I had a lot of fun putting this together. In addition to Calvin and Hobbes, the title also pays tribute to Pearls Before Swine and the running gag of creating an Item o’ Something (such as the Box o’ Stupid People). I chuckled almost the whole time as I printed the cover and placed the clear plastic sleeves in their rings. I smiled as I christened it with my first rejection letter.

I could wax poetic about the deeper meaning of presentation versus substance that Calvin’s report signifies; as well as the fact that he buried the report and moved on (though I’d like to think I learn more from my shortcomings than Calvin usually does). Honestly, though? I chose this collection method because it made me laugh. I laughed all over again as I loaded the comic strips to the blog post and read them on Go Comics. I laughed and had fun in the face of rejection. Ultimately, that’s what the process needs to be – and collecting them in one of my favorite jokes, one that always makes me smile, will help me do that.

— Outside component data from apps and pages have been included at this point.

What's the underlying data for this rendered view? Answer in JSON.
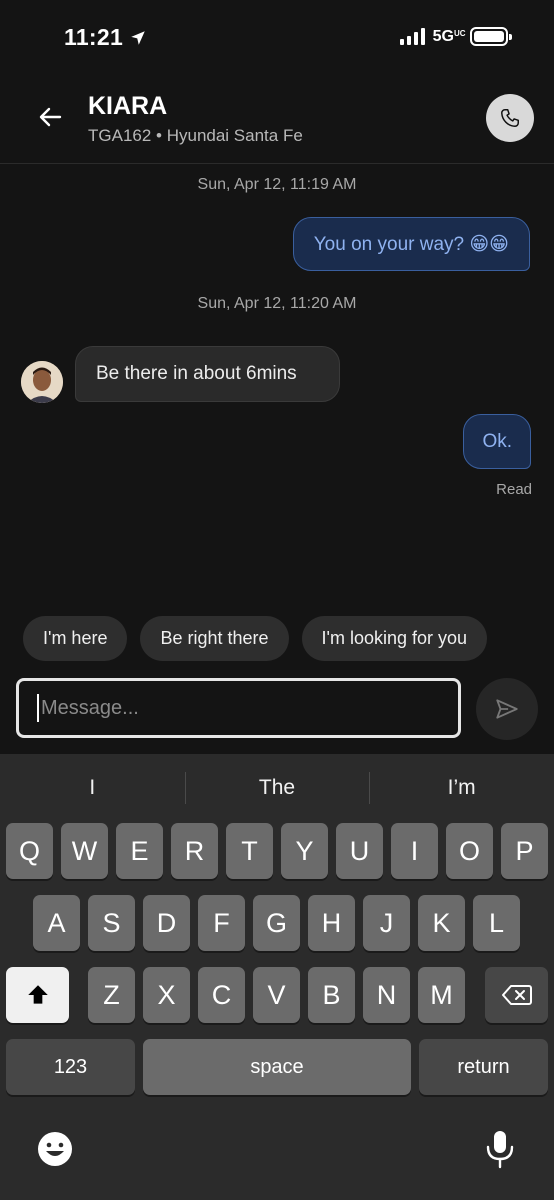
{
  "status_bar": {
    "time": "11:21",
    "network": "5G",
    "network_suffix": "UC"
  },
  "header": {
    "contact_name": "KIARA",
    "vehicle_info": "TGA162 • Hyundai Santa Fe"
  },
  "messages": [
    {
      "type": "timestamp",
      "text": "Sun, Apr 12, 11:19 AM"
    },
    {
      "type": "outgoing",
      "text": "You on your way? 😁😁"
    },
    {
      "type": "timestamp",
      "text": "Sun, Apr 12, 11:20 AM"
    },
    {
      "type": "incoming",
      "text": "Be there in about 6mins"
    },
    {
      "type": "outgoing",
      "text": "Ok."
    }
  ],
  "read_receipt": "Read",
  "quick_replies": [
    "I'm here",
    "Be right there",
    "I'm looking for you"
  ],
  "composer": {
    "placeholder": "Message...",
    "value": ""
  },
  "keyboard": {
    "suggestions": [
      "I",
      "The",
      "I’m"
    ],
    "row1": [
      "Q",
      "W",
      "E",
      "R",
      "T",
      "Y",
      "U",
      "I",
      "O",
      "P"
    ],
    "row2": [
      "A",
      "S",
      "D",
      "F",
      "G",
      "H",
      "J",
      "K",
      "L"
    ],
    "row3": [
      "Z",
      "X",
      "C",
      "V",
      "B",
      "N",
      "M"
    ],
    "numbers_label": "123",
    "space_label": "space",
    "return_label": "return"
  },
  "colors": {
    "background": "#141414",
    "outgoing_bubble": "#1a2c4d",
    "outgoing_text": "#8fb2f0",
    "incoming_bubble": "#2a2a2a"
  }
}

I truly look forward to filling my Professional Clear Plastic Binder o’ Rejection with more letters. I look even more forward to starting the Binder o’ Acceptance. But, one collection at a time.